When civil engineer William Jessop and his team completed the canalisation of the River Ouse in 1812 to accommodate Britain’s growing industrial might, little did he know that 200 years later work would begin to transform the area of natural beauty back to its original state.
But that was exactly the challenge facing Royal HaskoningDHV engineers Alexander Lee and Mark Casey who were charged with overseeing the project to reverse the ecological damage caused by work from a bygone age which stifled the natural functioning of the river.
Part of the EU Water Framework Directive (WFD) and funded by Department for Environment, Food and Rural Affairs (Defra), the multi-million pound project to improve fish passage, reduce flooding and restore the natural river and its floodplain started in 2009 with completion set for 2014.
The WFD states that EU member states must aim for Good Ecological Status (GES) by setting objectives for all ground and surface water areas. In 2009 the Environment Agency responded by identifying 15 sites on the River Ouse in Sussex - from Barcombe Mills in the south to Ardingly in the north and including the River Uck which is the main tributary of the Ouse - where water level control structures, such as mills and weirs, were hindering the natural functioning of the river system.
In 2010 Royal HaskoningDHV completed the MORPH strategic pre-feasibility and action plan which identified solutions to river restoration and then, in partnership with the Ouse & Adur Rivers Trust (OART) and the Environment Agency, began an extensive public consultation which included an exhibition and drop-in session attended by an impressive 70 people.
Speaking about the project on behalf of Royal HaskoningDHV, Alexander Lee, said: “There was significant consultation with landowners, local residents and other interested groups to ensure the proposals met their expectations.
“The overall project aim is to improve the natural environment and enhance society, and through the consultation process we were able to listen, inform and educate the wider public about the far-reaching benefits of the project, its issues and solutions.”
Work on three of the 13 sites, at Sheffield Park, Sharpsbridge and Buxted Park, began in 2012. Each one was treated as an individual project and each presented its own challenges.
The Sheffield Park site was transformed by excavating a new 400m meandering channel partially along the alignment of an old meander, and reusing 4,000m3 of excavated material to landscape an adjacent meadow. A ford crossing the new meander and an earth bund across the existing channel were also constructed.

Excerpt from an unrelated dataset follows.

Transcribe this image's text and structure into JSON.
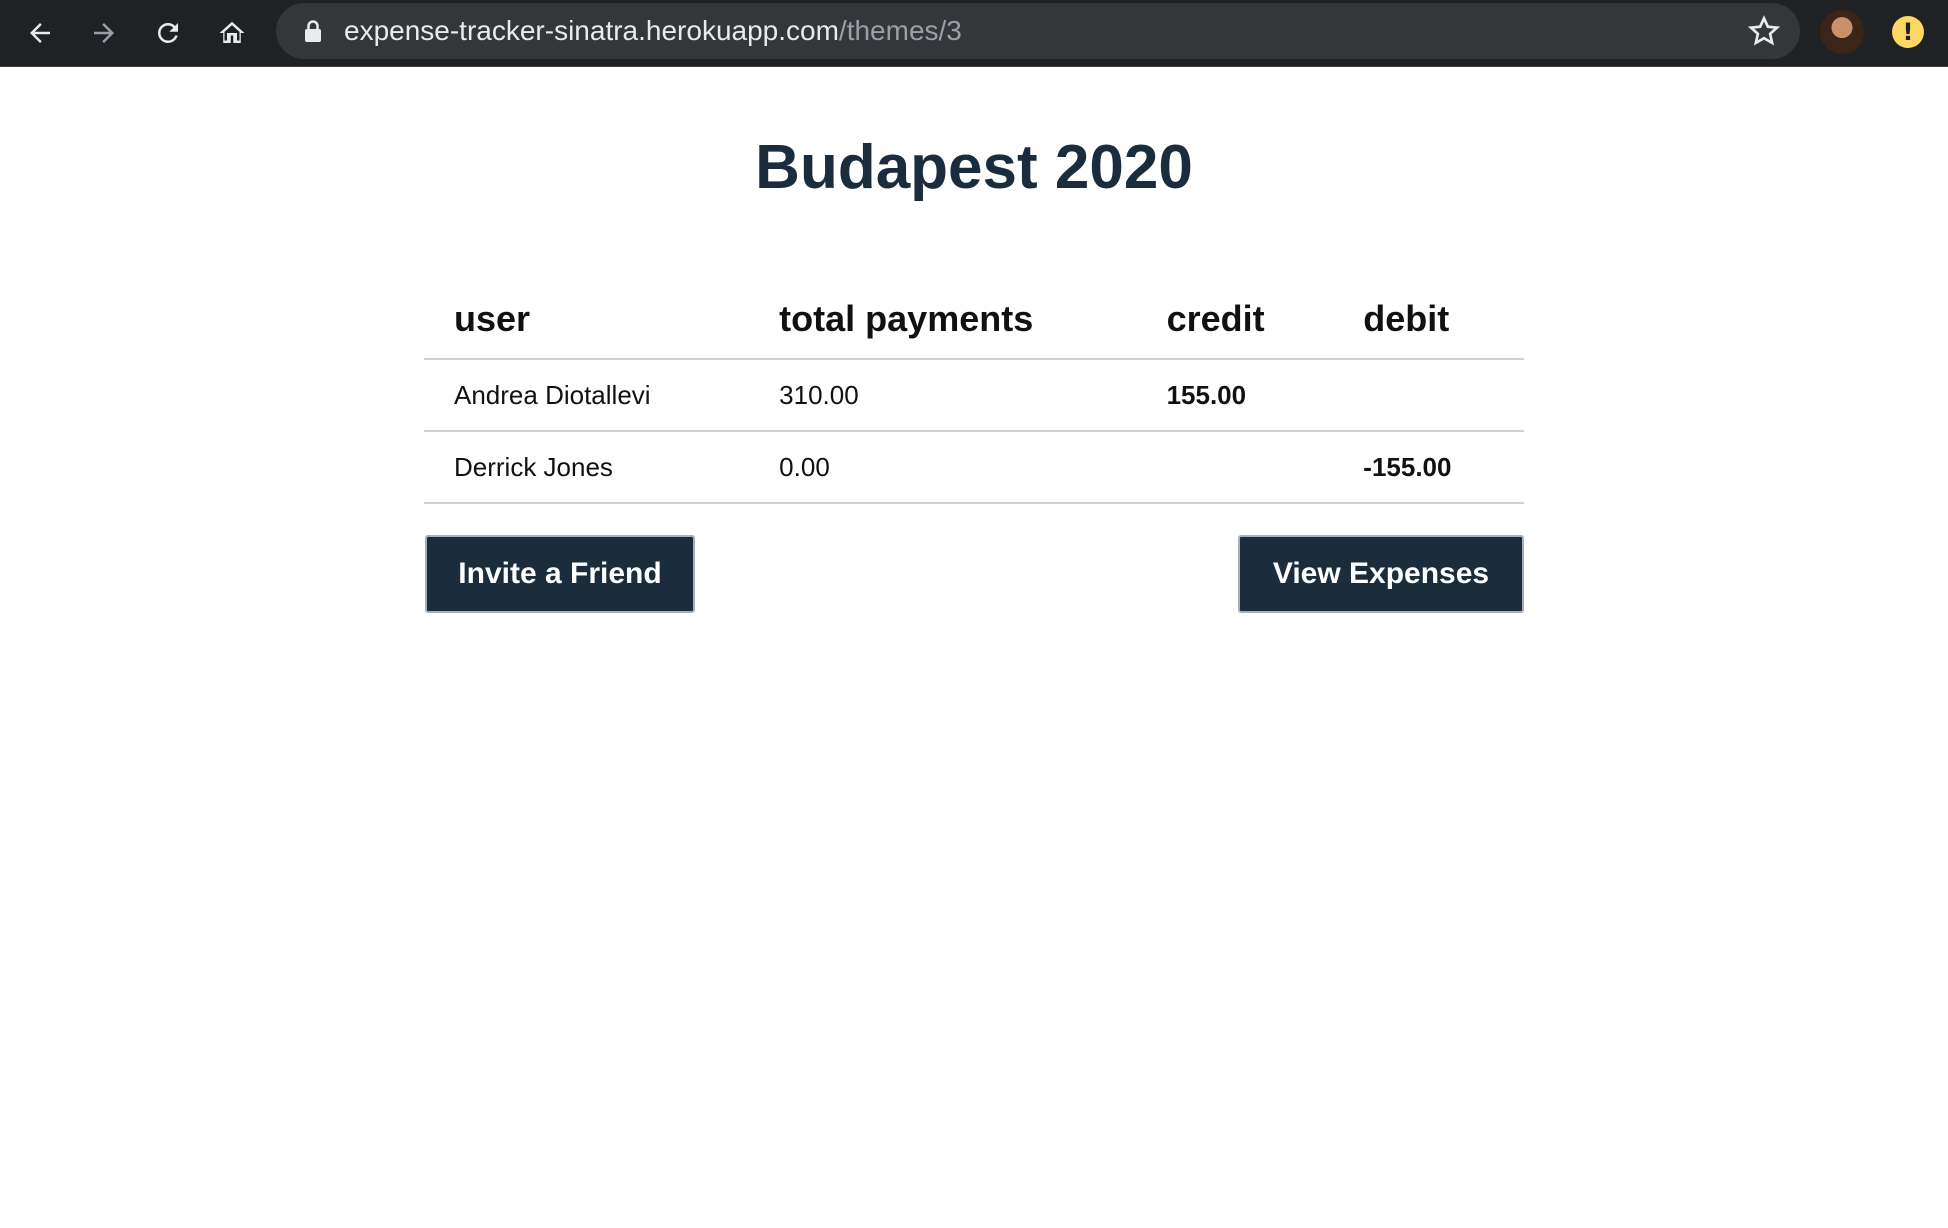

At Buxted Park the existing weir was removed and the river bed regraded with gravel placement along a 160m stretch. In addition, willow spiling - a traditional form of riverbank stabilisation - was installed along 180m of the river bank to guard against erosion.
A key environmental benefit of the project is the protection of fish species identified by the UK Biodiversity Action Plan (UK BAP) as a priority.
Thanks to the construction of a rock ramp at the Sharpsbridge site, fish passage is now enabled through a road culvert previously impassable at low flows, allowing migratory species such as sea trout and eels to spawn in the upstream sections of the river.
The appointment of a project-specific communications officer ensured excellent levels of community and stakeholder engagement at each stage of the project.
Royal HaskoningDHV organised a primary school visit to the Buxted Park site during the construction stage and OART arranged for a group of local volunteers to help plant 1,500 trees on the newly created island between the new meander and old river channel at the Sheffield Park site.
Mark Casey, a project manager for Royal HaskoningDHV said: “The successful implementation of this pilot project will generate future opportunities for river and floodplain improvement works.
“The Environment Agency, OART and others plan for further improvement works in other catchments and the lessons learnt regarding the funding, appraisal, design, consultation, construction and ecological successes of this project will be invaluable for other catchment improvements.”
The project was highly commended in the Sustainability and Environmental Management category of the ICE Awards in July 2013. These represent the highest honour for civil engineering excellence, and in this instance recognise the best civil engineering projects across South East England, according to their ability to deliver a real benefit to society through the knowledge, skills and professional expertise of civil engineers.
MORPH received a second award in the Professional category of the Wild Trout Trust Conservation Awards in October 2013. A conservation charity, the Wild Trout Trust focuses on practical work to improve trout habitat across the UK and Ireland, and the awards celebrate the efforts, skills and ingenuity of projects carried out by professionals and grass roots voluntary organisations.
The Judges report said: “The project incorporated a strong ethos of pre-project consultation (with responsive adaptations to feedback) and diligent engagement initiatives. Clever cost controls by rescheduling and redistribution of asset deployment between parallel ongoing projects were also achieved in the face of inhospitable weather conditions during the works. A thorough understanding of river processes, key impacts and winning the support and acceptance from local stakeholders were all crucial factors in this project.”